Grammer, Spelling & Editing
Guess what? Grammar counts. so does spelling.
You don’t believe me why not? How many mistakes have you seen so far?
One, two, three or more?
If your answer was not four, you need an editor.
Why does grammar count? Yo Ho is two thirds of a phrase from a eighteenth century pirate movie and is not grammatically correct. It is modern slang but, send it to a publisher and don’t hold your breath waiting for anything other than a rejection letter.
While we are at it what we speak in the US is not English. Get to you favorite book seller and you will notice that Oxford puts out an English and an American dictionary. Both are worth the price but for US writers I recommend the American version. If not that then any dictionary that is not older than five years. It is advice I was given and it has served me well.
It would have prevented the spelling error that was in the title. I hope you caught that one.
As to grammar, try the Chicago Manual of Style. I have been told by quite a few editors that it is the one they use. If they swear by it, then so should you as a writer.
The manual would have allowed you to catch the error of “seen” instead of caught. The punctuation error, a missing comma between me and why would also have been apparent. How about the capitalization error? It was by far the most obvious. Did you catch it?
If the first few lines of your manuscript contain that many errors, most editors will not go any further.
Why not you ask. You say it is their job. Well you are both right and wrong.
While editing my be their job, they are not interested in someone who is going to make it harder on them. Would you want your job made more difficult? I know I wouldn’t.
Get your MS into the best shape you can, before you send it to your editor. That means read it, and edit it yourself. Then read it again. But read it from the point of view of the reader, not as the writer.
Yes, I made many of these mistakes and I still make some of them. I do make a lot less than I used to.
We all make typos. Another reason to read your work. The spell checker on your computer will not know the difference between find and fins. Both are spelled correctly and yet could easily be interchanged by an error. If you ask a marine biologist, how many find are on most fish?
The answer may not be the one you wanted. Read from the readers seat and you will catch these errors.
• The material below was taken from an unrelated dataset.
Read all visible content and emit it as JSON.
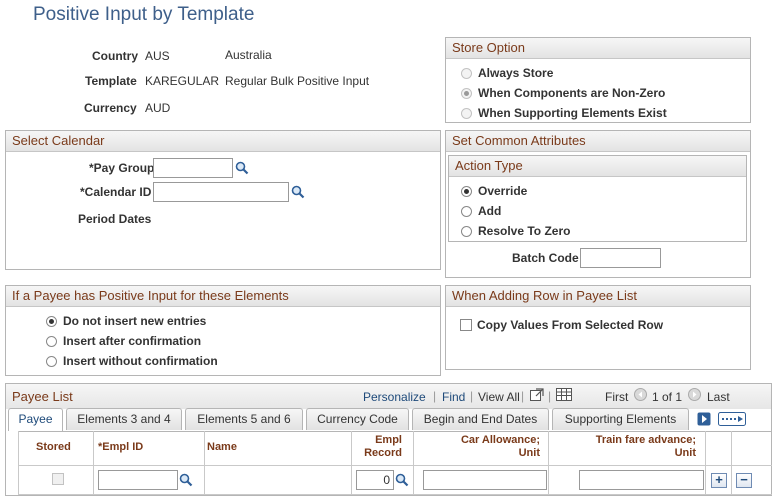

This is just the advice of a guy who has made the errors and has the rejection letters to show for them. I hope you can avoid those letters for the reasons we have covered here. Of course the rejection letter itself will be for the next piece of this series, because we all get them.